● **Work instructions**: A complete response lists each line of the data below that includes the word "icon".

[[ Information given, beginning ]]

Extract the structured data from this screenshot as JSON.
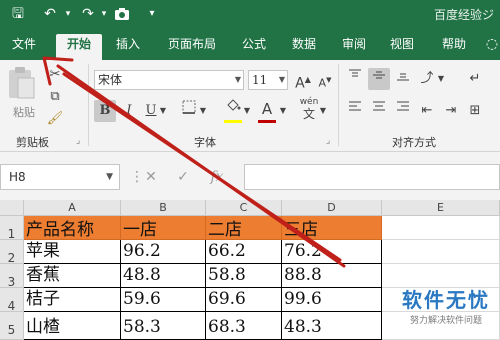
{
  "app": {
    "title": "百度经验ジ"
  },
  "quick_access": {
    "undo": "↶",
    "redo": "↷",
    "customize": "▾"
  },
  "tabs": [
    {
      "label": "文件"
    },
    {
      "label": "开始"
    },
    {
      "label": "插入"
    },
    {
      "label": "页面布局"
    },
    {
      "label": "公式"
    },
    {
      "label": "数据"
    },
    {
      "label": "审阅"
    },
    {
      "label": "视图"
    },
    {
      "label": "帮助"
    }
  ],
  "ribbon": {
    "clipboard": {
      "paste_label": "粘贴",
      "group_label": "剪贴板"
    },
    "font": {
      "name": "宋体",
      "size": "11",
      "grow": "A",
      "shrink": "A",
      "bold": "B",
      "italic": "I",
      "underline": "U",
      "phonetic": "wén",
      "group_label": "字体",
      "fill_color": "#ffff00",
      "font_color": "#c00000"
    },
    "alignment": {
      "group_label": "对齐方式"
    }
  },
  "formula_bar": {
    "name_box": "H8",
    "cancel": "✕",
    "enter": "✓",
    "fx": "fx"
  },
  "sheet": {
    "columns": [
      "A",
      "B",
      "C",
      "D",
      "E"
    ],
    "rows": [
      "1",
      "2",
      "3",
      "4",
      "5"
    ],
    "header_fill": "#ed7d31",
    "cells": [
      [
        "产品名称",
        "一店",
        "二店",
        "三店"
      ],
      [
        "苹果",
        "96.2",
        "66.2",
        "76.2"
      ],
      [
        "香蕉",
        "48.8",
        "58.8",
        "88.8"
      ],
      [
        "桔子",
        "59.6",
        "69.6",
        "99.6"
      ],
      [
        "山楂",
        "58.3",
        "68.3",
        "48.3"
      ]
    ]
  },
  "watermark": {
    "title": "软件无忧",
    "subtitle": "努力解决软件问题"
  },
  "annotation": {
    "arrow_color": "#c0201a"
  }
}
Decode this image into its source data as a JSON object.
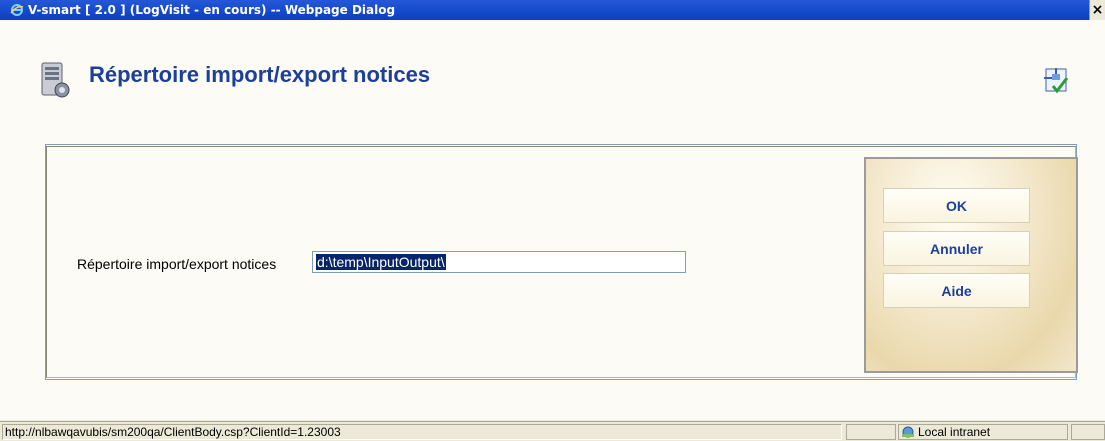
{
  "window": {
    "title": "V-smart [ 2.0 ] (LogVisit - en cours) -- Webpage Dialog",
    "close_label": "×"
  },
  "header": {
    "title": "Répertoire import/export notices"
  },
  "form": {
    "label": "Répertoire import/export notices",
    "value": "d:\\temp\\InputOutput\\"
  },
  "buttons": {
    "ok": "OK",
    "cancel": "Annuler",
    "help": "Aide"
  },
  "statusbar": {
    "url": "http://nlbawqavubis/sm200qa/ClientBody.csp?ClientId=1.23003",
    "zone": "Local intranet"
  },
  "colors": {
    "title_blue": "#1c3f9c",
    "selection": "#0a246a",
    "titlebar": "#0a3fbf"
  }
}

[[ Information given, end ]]
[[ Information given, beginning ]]

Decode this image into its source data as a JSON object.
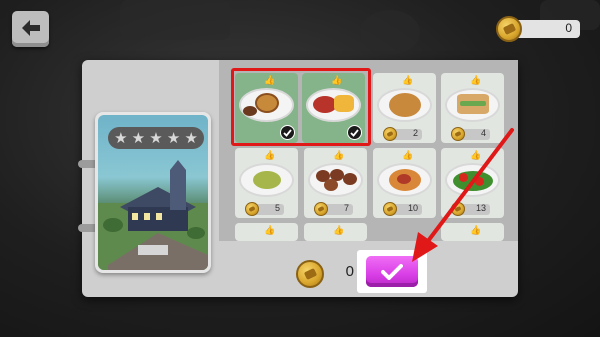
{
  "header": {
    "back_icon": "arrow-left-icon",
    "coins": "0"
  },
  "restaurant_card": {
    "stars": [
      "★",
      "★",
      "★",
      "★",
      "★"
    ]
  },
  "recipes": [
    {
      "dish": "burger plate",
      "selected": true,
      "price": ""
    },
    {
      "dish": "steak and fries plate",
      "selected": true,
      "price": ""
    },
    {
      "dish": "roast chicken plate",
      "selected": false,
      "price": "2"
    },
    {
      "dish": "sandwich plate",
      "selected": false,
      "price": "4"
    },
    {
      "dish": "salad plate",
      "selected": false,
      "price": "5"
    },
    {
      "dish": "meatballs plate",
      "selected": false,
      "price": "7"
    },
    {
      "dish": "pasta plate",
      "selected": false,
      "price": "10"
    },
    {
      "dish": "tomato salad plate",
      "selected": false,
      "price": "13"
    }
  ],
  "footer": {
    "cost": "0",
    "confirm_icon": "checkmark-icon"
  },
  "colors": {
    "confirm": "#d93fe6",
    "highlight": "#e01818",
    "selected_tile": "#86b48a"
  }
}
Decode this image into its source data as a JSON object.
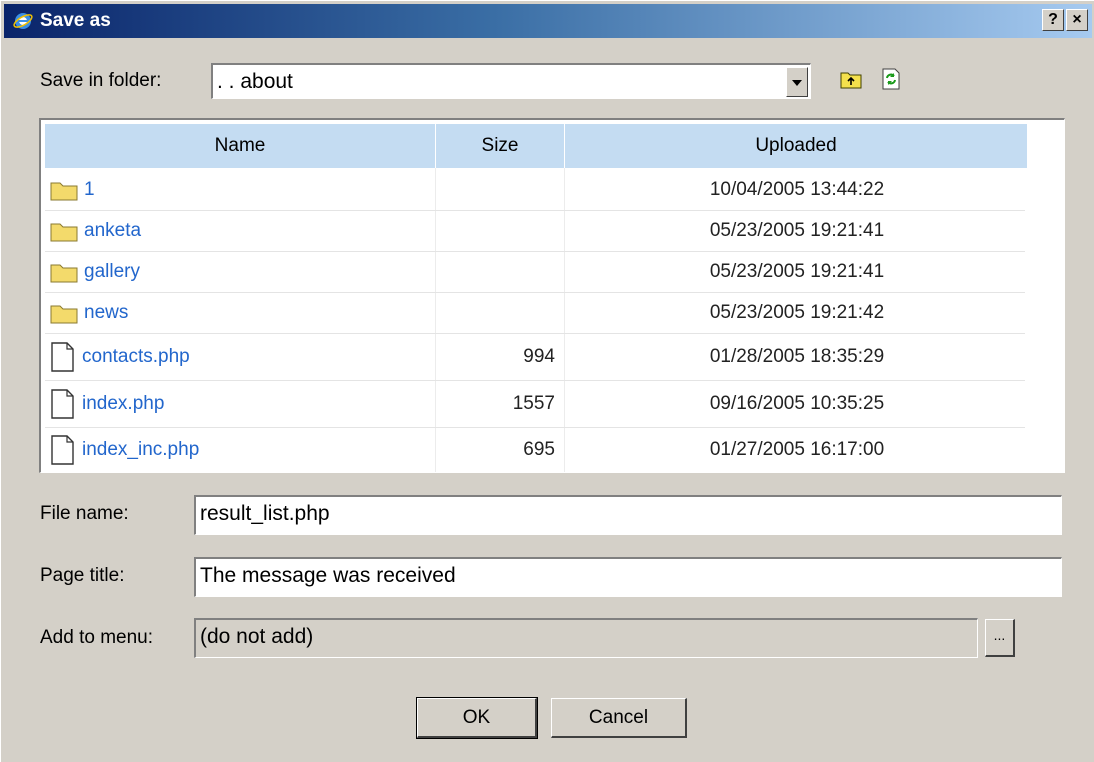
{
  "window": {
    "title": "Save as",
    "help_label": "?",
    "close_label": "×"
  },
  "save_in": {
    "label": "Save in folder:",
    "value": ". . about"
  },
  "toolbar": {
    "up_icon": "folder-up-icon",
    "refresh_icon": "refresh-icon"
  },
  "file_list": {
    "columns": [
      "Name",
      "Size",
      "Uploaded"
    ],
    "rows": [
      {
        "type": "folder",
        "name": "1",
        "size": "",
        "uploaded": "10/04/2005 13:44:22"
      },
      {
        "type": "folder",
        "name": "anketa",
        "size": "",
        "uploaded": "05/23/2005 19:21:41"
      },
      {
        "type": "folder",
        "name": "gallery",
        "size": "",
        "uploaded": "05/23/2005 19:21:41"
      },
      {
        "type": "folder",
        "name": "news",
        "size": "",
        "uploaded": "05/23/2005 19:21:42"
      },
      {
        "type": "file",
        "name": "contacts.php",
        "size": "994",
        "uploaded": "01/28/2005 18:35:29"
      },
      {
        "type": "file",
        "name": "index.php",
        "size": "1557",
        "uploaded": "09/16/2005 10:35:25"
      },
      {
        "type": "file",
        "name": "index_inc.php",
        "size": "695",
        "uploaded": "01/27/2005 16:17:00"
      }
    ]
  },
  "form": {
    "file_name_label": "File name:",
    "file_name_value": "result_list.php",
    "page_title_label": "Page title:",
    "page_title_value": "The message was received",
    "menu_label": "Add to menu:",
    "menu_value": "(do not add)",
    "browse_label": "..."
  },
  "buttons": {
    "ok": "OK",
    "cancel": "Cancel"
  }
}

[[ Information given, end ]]

● **Task output**:
    "back_icon": "arrow-left-icon",
    "confirm_icon": "checkmark-icon"
    "up_icon": "folder-up-icon",
    "refresh_icon": "refresh-icon"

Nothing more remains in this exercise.